The benefits of Callister’s model to Lay and McKenzie are also pretty clear. As McKenzie told me, “We get to have four different brewers really focused on two or three different recipes that they’re really good at, instead of having one brewer trying to deliver on ten different things.” “From a business perspective,” Lay added, “having our associate brewers buy into this project is a really nice bit of help. Plus, the bar gets staffed with the brewers – who typically do a shift or two a week – so you get to talk to the person who made the beer you’re drinking. As a brewer, it’s also pretty amazing because help is always available, and we’re constantly learning from each other. I think that we’ve all become better brewers because of this model, and it’s made brewing a lot easier and a lot more fun. That collaborative spirit really permeates every aspect of Callister, and I think that’s what really sets us apart – no other businesses could ever be so collaborative at its core and yet allow all of its parts to be so expressive and so successful.”
In the end, it all comes back to collaboration. As Henderson aptly noted, “We’re all just trying to create an industry that we feel should exist – as opposed to just going along with what’s already out there. We want to make something else, something different, and something we can all be proud of. Through places like this, and the many amazing other things happening here in Vancouver, I think we’re making that happen.”

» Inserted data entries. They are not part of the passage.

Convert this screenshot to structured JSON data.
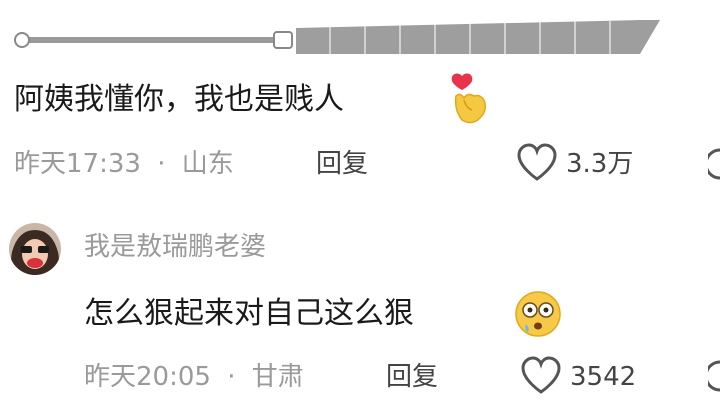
{
  "comments": [
    {
      "text": "阿姨我懂你，我也是贱人",
      "emoji": "finger-heart",
      "time": "昨天17:33",
      "location": "山东",
      "reply_label": "回复",
      "likes": "3.3万"
    },
    {
      "username": "我是敖瑞鹏老婆",
      "text": "怎么狠起来对自己这么狠",
      "emoji": "flushed-face",
      "time": "昨天20:05",
      "location": "甘肃",
      "reply_label": "回复",
      "likes": "3542"
    }
  ],
  "separator": "·"
}
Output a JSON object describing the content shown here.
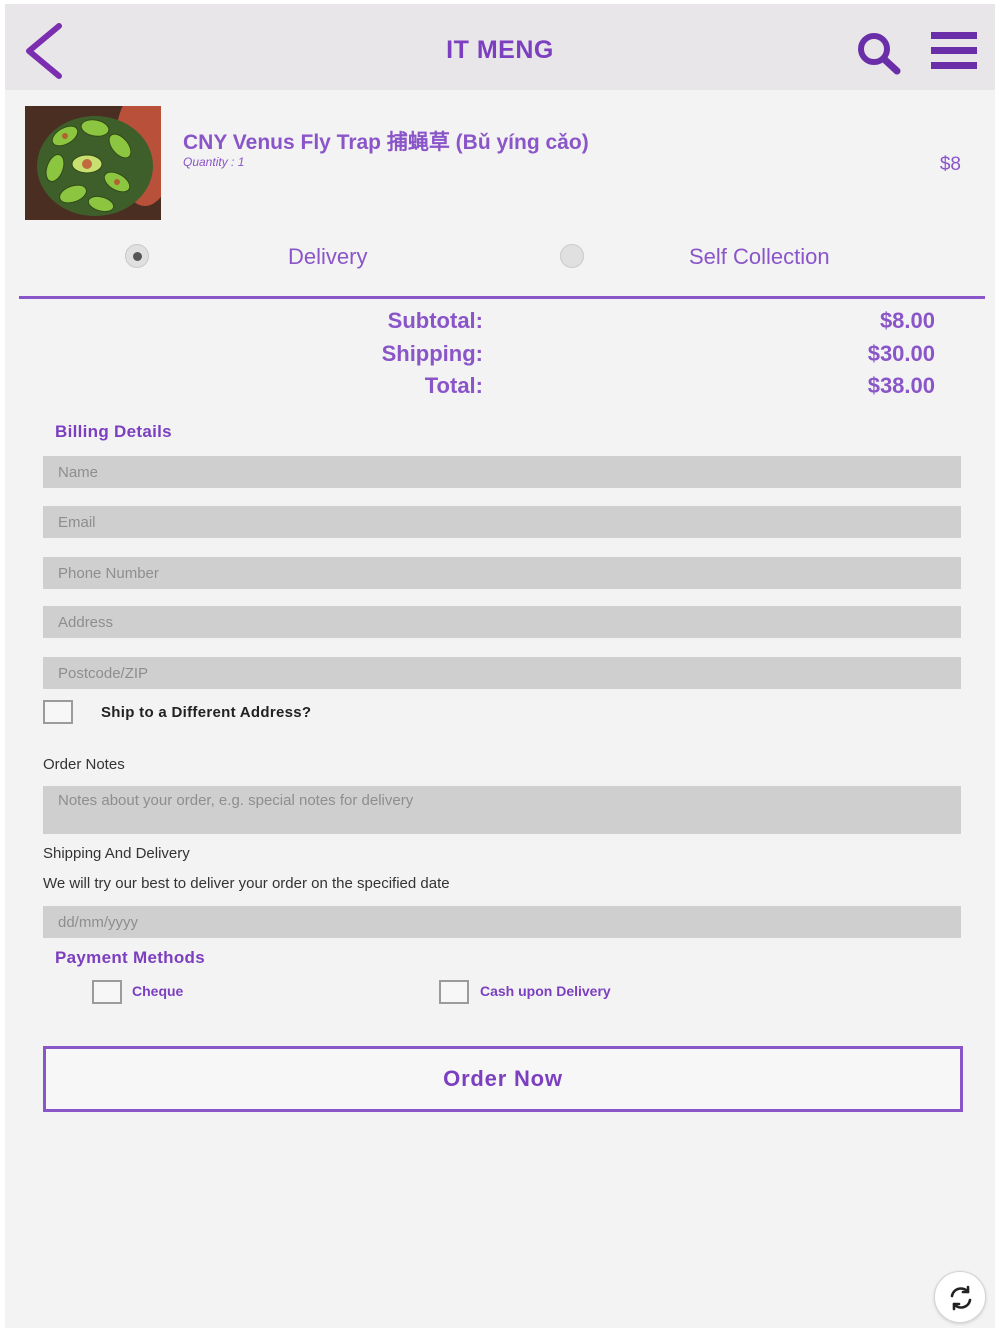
{
  "header": {
    "title": "IT MENG",
    "back_icon": "chevron-left-icon",
    "search_icon": "search-icon",
    "menu_icon": "hamburger-menu-icon"
  },
  "product": {
    "name": "CNY Venus Fly Trap 捕蝇草 (Bǔ yíng cǎo)",
    "quantity": "Quantity : 1",
    "price": "$8"
  },
  "delivery_options": [
    {
      "label": "Delivery",
      "selected": true
    },
    {
      "label": "Self Collection",
      "selected": false
    }
  ],
  "totals": {
    "subtotal_label": "Subtotal:",
    "subtotal_value": "$8.00",
    "shipping_label": "Shipping:",
    "shipping_value": "$30.00",
    "total_label": "Total:",
    "total_value": "$38.00"
  },
  "billing": {
    "title": "Billing Details",
    "name_placeholder": "Name",
    "email_placeholder": "Email",
    "phone_placeholder": "Phone Number",
    "address_placeholder": "Address",
    "postcode_placeholder": "Postcode/ZIP",
    "ship_different_label": "Ship to a Different Address?"
  },
  "order_notes": {
    "label": "Order Notes",
    "placeholder": "Notes about your order, e.g. special notes for delivery"
  },
  "shipping_delivery": {
    "label": "Shipping And Delivery",
    "description": "We will try our best to deliver your order on the specified date",
    "date_placeholder": "dd/mm/yyyy"
  },
  "payment": {
    "title": "Payment Methods",
    "options": [
      "Cheque",
      "Cash upon Delivery"
    ]
  },
  "order_button": "Order Now",
  "colors": {
    "accent": "#8a55c8",
    "accent_dark": "#6a2fa8",
    "header_bg": "#e9e6e9",
    "field_bg": "#cfcfcf",
    "page_bg": "#f3f3f3"
  }
}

There’s probably no better way of summing up what’s happening at Callister and beyond, as the proliferation of neighbourhood craft breweries shows no immediate sign of abating in our city and our province. And while I’m saddened to report that both Machine Ales and Brewery Creek won’t be back for a second term as ‘associate brewers’ as of July 1st, I have some pretty good intel on the replacements that Lay and McKenzie have lined up, and if what I’ve tried from their brew masters in the past is anything to go by, Callister’s loyal customers will continue to be in good hands when the brewery’s first changing of the guards goes down in a few months’ time.
Carlos is Scout’s beer writer. He’s a beer industry lawyer and a beer blogger with a particular interest in the intersection of craft beer, community and place. He spends much of his free time visiting breweries across North America and beyond to enjoy the numerous stylistic variations and sheer deliciousness of his favourite beverage. When he’s not busy advising clients in BC’s craft beer industry or writing about beer for Scout, Carlos can often be found at one of his local ‘yeast van’ breweries, sharing a flight or two with friends, or some pretzels and pepperoni sticks with his two young kids.